What you have to do
Within the entries below, how many lines carry the word "Gerencie"? State the number and stop.

[Input]

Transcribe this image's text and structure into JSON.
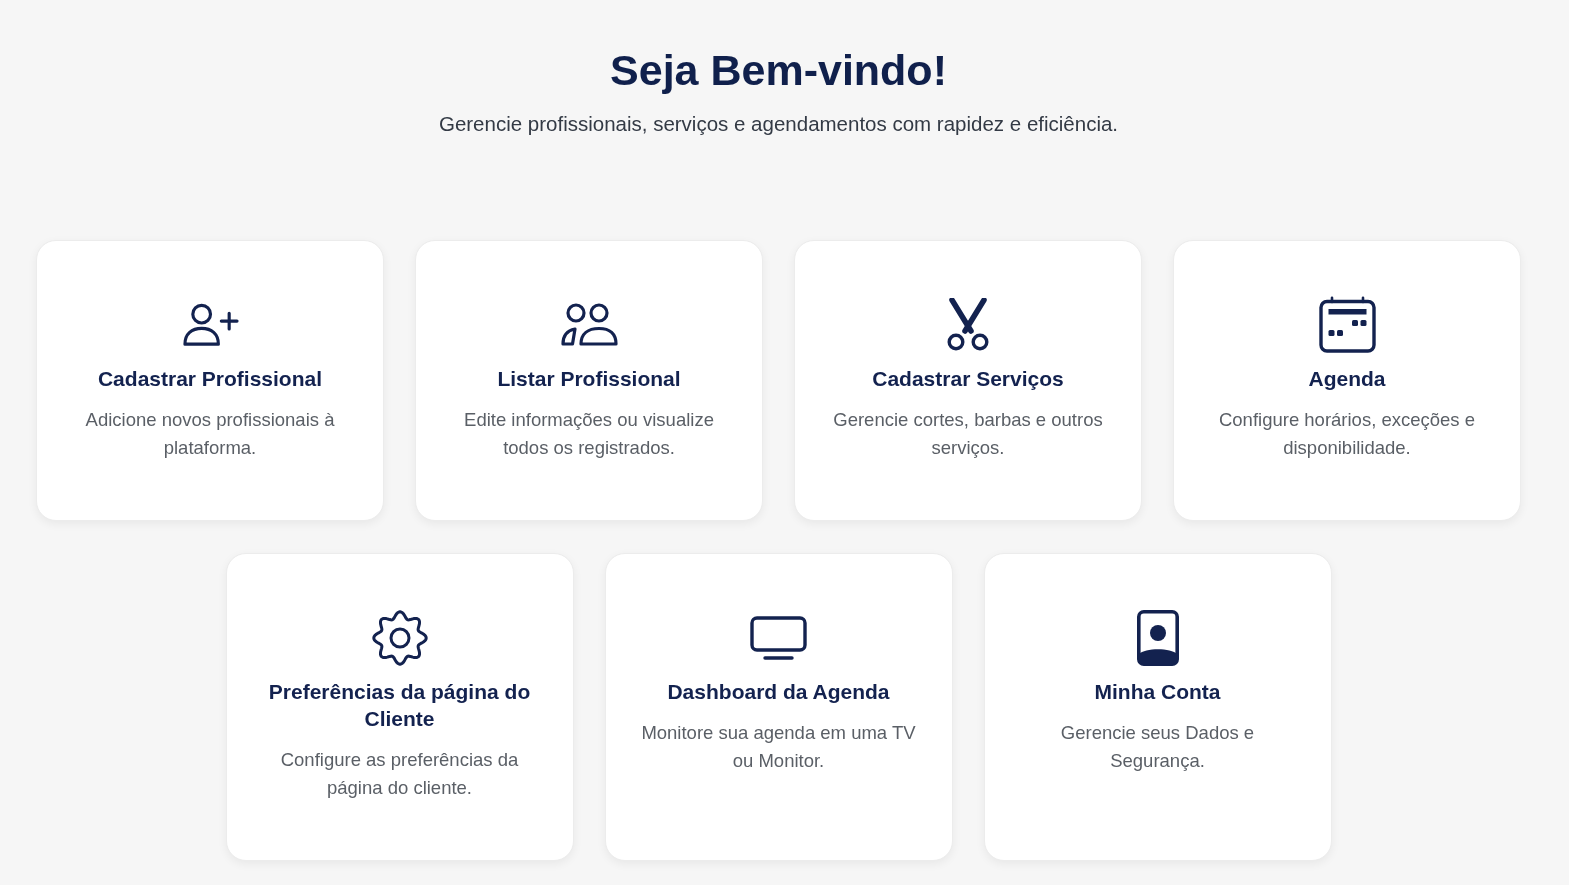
{
  "header": {
    "title": "Seja Bem-vindo!",
    "subtitle": "Gerencie profissionais, serviços e agendamentos com rapidez e eficiência."
  },
  "cards": [
    {
      "title": "Cadastrar Profissional",
      "description": "Adicione novos profissionais à plataforma."
    },
    {
      "title": "Listar Profissional",
      "description": "Edite informações ou visualize todos os registrados."
    },
    {
      "title": "Cadastrar Serviços",
      "description": "Gerencie cortes, barbas e outros serviços."
    },
    {
      "title": "Agenda",
      "description": "Configure horários, exceções e disponibilidade."
    },
    {
      "title": "Preferências da página do Cliente",
      "description": "Configure as preferências da página do cliente."
    },
    {
      "title": "Dashboard da Agenda",
      "description": "Monitore sua agenda em uma TV ou Monitor."
    },
    {
      "title": "Minha Conta",
      "description": "Gerencie seus Dados e Segurança."
    }
  ]
}
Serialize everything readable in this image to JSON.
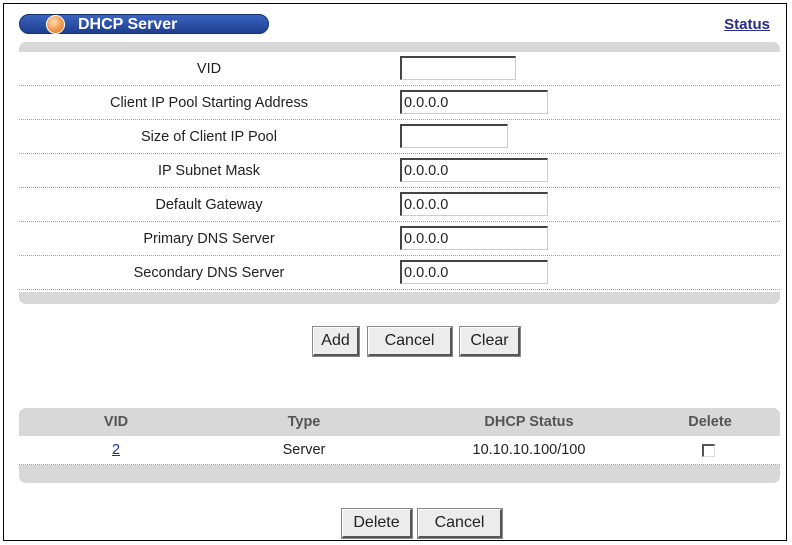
{
  "header": {
    "title": "DHCP Server",
    "status_link": "Status",
    "icon": "orb-icon"
  },
  "form": {
    "rows": [
      {
        "label": "VID",
        "value": ""
      },
      {
        "label": "Client IP Pool Starting Address",
        "value": "0.0.0.0"
      },
      {
        "label": "Size of Client IP Pool",
        "value": ""
      },
      {
        "label": "IP Subnet Mask",
        "value": "0.0.0.0"
      },
      {
        "label": "Default Gateway",
        "value": "0.0.0.0"
      },
      {
        "label": "Primary DNS Server",
        "value": "0.0.0.0"
      },
      {
        "label": "Secondary DNS Server",
        "value": "0.0.0.0"
      }
    ],
    "buttons": {
      "add": "Add",
      "cancel": "Cancel",
      "clear": "Clear"
    }
  },
  "table": {
    "headers": [
      "VID",
      "Type",
      "DHCP Status",
      "Delete"
    ],
    "rows": [
      {
        "vid": "2",
        "type": "Server",
        "dhcp_status": "10.10.10.100/100",
        "delete_checked": false
      }
    ],
    "buttons": {
      "delete": "Delete",
      "cancel": "Cancel"
    }
  },
  "colors": {
    "title_pill": "#1f3f8f",
    "panel_gray": "#d8d8d8",
    "link": "#1a2aa8"
  }
}
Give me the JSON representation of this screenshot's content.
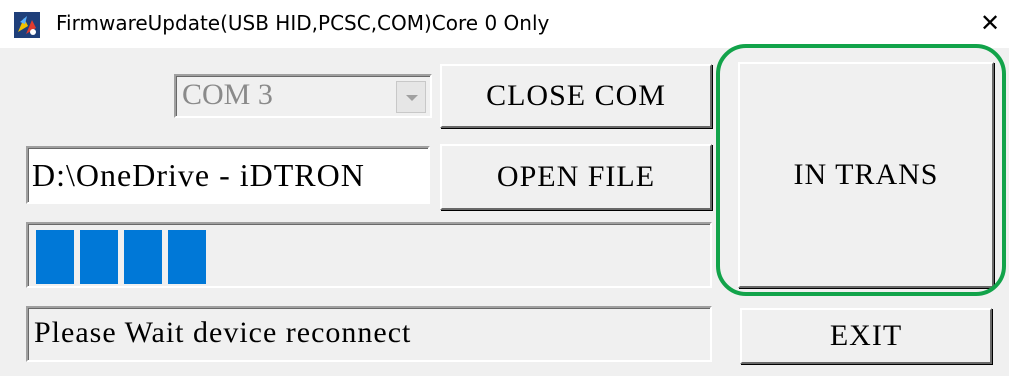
{
  "window": {
    "title": "FirmwareUpdate(USB HID,PCSC,COM)Core 0 Only",
    "close_glyph": "✕"
  },
  "port_select": {
    "value": "COM 3"
  },
  "buttons": {
    "close_com": "CLOSE COM",
    "open_file": "OPEN FILE",
    "in_trans": "IN TRANS",
    "exit": "EXIT"
  },
  "file_path": {
    "value": "D:\\OneDrive - iDTRON"
  },
  "progress": {
    "value": 0.23,
    "blocks_filled": 4
  },
  "status": {
    "text": "Please Wait device reconnect"
  },
  "highlight_color": "#12a34a",
  "accent": "#0078d7"
}
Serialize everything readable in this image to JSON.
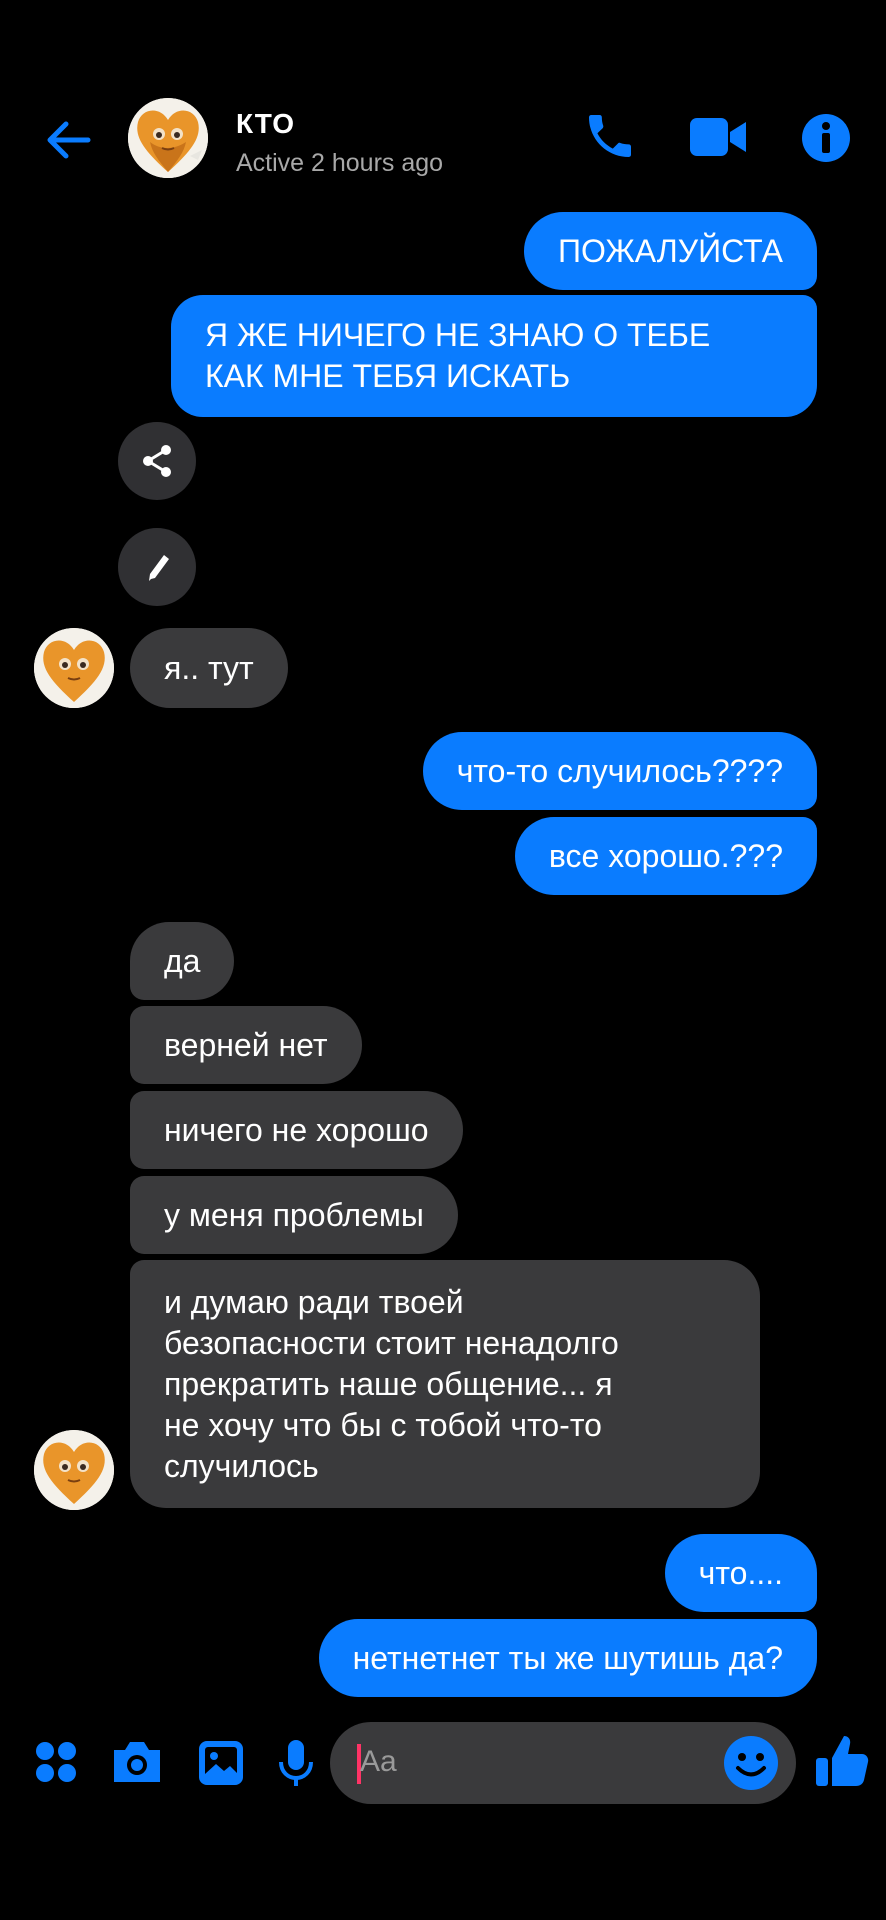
{
  "header": {
    "contact_name": "КТО",
    "status": "Active 2 hours ago",
    "icons": [
      "back-arrow-icon",
      "phone-icon",
      "video-camera-icon",
      "info-icon"
    ]
  },
  "colors": {
    "accent": "#0a7cff",
    "incoming": "#3a3a3c",
    "background": "#000000"
  },
  "messages": [
    {
      "direction": "outgoing",
      "text": "ПОЖАЛУЙСТА"
    },
    {
      "direction": "outgoing",
      "text": "Я ЖЕ НИЧЕГО НЕ ЗНАЮ О ТЕБЕ\nКАК МНЕ ТЕБЯ ИСКАТЬ"
    },
    {
      "direction": "incoming",
      "text": "я.. тут"
    },
    {
      "direction": "outgoing",
      "text": "что-то случилось????"
    },
    {
      "direction": "outgoing",
      "text": "все хорошо.???"
    },
    {
      "direction": "incoming",
      "text": "да"
    },
    {
      "direction": "incoming",
      "text": "верней нет"
    },
    {
      "direction": "incoming",
      "text": "ничего не хорошо"
    },
    {
      "direction": "incoming",
      "text": "у меня проблемы"
    },
    {
      "direction": "incoming",
      "text": "и думаю ради твоей\nбезопасности стоит ненадолго\nпрекратить наше общение... я\nне хочу что бы с тобой что-то\nслучилось"
    },
    {
      "direction": "outgoing",
      "text": "что...."
    },
    {
      "direction": "outgoing",
      "text": "нетнетнет ты же шутишь да?"
    }
  ],
  "message_actions": [
    "share-icon",
    "edit-pencil-icon"
  ],
  "composer": {
    "placeholder": "Aa",
    "icons": [
      "apps-grid-icon",
      "camera-icon",
      "gallery-image-icon",
      "microphone-icon",
      "emoji-icon",
      "thumbs-up-icon"
    ]
  }
}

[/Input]

Written answer
3